Kurt has also helped James' social interaction, which he had always found difficult because of a speech disability.
"James is now mad keen on dogs, even his teachers have noticed. He researches them and talks about them. It's an interest which helps him initiate conversation with people.
"Before he would have avoided dogs. Now he adores them."
The study, carried out by Hearing Dogs for Deaf People, looked at the impact of hearing dogs on the lives of 12 deaf children and their hearing families in the UK since 2008.
It found that hearing dogs had a positive effect in a number of areas, such as helping parents get the child's attention, making bedtime and sleeping easier, and giving the child confidence - particularly in social settings.
Parental concerns about the child's safety also fell dramatically, the study found.
Michele Jennings, chief executive of the charity, says this is because they can feel more relaxed about everything.
"Parents are concerned about dangers around the home but we train dogs to respond to smoke alarms, to alert a child to alarming noises, even things like ambulance sirens when they are out and about.

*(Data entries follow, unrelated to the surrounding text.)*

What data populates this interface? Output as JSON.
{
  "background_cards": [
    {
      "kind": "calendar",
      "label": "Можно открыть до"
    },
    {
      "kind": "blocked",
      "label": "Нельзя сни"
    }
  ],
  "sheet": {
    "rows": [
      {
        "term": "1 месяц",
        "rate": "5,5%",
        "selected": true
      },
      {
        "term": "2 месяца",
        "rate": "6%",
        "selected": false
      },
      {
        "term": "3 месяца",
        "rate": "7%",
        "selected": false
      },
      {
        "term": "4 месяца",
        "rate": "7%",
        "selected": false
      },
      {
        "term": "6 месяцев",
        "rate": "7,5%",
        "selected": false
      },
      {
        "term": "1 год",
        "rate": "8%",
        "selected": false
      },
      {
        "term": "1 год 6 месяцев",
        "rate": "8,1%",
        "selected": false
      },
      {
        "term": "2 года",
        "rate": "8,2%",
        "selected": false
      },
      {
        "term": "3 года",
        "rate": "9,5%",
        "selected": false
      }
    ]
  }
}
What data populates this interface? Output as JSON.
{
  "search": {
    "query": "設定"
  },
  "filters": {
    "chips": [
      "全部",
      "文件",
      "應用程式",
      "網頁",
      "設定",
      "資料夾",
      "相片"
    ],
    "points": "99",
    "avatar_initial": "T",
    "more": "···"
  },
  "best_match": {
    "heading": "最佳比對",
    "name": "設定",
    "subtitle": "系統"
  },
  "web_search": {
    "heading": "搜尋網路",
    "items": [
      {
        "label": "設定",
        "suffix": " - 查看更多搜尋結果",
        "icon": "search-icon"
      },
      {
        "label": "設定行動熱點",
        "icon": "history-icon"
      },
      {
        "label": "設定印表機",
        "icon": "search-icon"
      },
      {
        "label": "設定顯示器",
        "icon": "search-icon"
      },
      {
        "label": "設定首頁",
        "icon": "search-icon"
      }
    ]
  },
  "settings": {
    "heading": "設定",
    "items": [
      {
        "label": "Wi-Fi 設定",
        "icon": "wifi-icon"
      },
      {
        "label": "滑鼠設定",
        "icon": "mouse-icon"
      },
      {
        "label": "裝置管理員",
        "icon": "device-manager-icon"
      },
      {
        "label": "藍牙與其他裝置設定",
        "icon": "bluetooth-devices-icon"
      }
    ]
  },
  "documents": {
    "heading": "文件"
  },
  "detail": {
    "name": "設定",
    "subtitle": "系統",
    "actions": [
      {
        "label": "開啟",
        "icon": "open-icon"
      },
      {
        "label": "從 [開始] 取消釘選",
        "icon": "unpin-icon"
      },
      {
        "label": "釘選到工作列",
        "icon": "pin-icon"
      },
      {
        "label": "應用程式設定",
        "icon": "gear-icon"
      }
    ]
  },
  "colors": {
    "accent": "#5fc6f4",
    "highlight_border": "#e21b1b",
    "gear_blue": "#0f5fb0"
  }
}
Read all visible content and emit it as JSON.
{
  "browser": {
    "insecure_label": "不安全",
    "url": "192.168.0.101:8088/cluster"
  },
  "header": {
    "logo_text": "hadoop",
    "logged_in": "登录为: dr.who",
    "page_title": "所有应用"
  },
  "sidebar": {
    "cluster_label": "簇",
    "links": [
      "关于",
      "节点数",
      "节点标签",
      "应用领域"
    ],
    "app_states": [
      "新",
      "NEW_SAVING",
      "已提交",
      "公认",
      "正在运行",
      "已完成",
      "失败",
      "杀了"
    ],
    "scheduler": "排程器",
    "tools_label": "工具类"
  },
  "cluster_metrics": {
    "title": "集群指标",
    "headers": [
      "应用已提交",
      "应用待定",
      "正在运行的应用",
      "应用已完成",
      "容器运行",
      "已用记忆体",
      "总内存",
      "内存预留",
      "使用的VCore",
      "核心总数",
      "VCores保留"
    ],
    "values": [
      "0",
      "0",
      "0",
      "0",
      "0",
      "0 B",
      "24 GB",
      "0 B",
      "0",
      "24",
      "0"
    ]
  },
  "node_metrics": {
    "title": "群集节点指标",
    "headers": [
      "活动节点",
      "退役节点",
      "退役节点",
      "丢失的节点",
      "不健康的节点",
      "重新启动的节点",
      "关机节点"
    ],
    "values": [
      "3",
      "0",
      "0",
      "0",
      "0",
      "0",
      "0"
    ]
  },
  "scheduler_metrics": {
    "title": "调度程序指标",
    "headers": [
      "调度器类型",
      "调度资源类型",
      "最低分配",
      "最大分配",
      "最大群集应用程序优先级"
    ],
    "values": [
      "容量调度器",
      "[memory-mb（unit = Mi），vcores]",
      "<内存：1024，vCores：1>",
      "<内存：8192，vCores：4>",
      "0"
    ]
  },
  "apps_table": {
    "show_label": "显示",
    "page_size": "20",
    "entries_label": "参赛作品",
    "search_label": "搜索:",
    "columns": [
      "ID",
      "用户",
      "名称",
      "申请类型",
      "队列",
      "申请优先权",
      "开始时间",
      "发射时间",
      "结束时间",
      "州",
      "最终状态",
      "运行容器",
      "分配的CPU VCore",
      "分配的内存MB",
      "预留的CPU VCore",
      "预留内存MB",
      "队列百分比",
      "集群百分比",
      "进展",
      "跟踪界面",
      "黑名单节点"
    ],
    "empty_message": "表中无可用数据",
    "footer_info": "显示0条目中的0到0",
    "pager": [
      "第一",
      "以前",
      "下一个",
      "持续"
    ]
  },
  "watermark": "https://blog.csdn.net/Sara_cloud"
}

The responses of the families involved in the study said the dogs helped the children stay safe near roads and prevented them wandering off in public places.
But there were other noticeable benefits to placing hearing dogs with deaf children.
Their teachers noticed better behaviour at school and parents experienced happier family times at home.
The child was also more likely to wear a hearing aid, which often led to better academic progress and improved speech.
Most importantly, the dogs became their friends - often "best friends".
Hearing dogs are trained to alert children by nudging the child with their nose or, in the case of an alarm clock, wake the child up by putting two paws on the bed and pulling the duvet off.
Hearing dogs can also be used by the parent to fetch the child when needed and to carry written messages in a small purse, which the child can then respond to in the same way.
"The dog is a great conduit between parent and child - it gives the child independence," Michele Jennings says.
The majority of the dogs trained by the charity are cocker spaniels, miniature poodles, labradors and golden retrievers - dogs that can cope in most situations and be obedient, loving family dogs.
Volunteers offer to socialise the dogs when they are puppies, and when they are 10 or 11 months old, they start their sound skills training.
They are then introduced to a recipient deaf child and the bonding starts to take place.
There are currently 750 working hearing dogs in the UK for adults and, following the success of the trial, the charity wants to train many more dogs to work with deaf children.
It's a costly process though, with each dog costing £45,000 to be trained during its lifetime.
All hearing dogs are retired at 11 years of age but they are usually kept on by the families.
"The bond between family and dog and child and hearing dog is so strong. It's a joy to see. They just become part of the family," says Ms Jennings.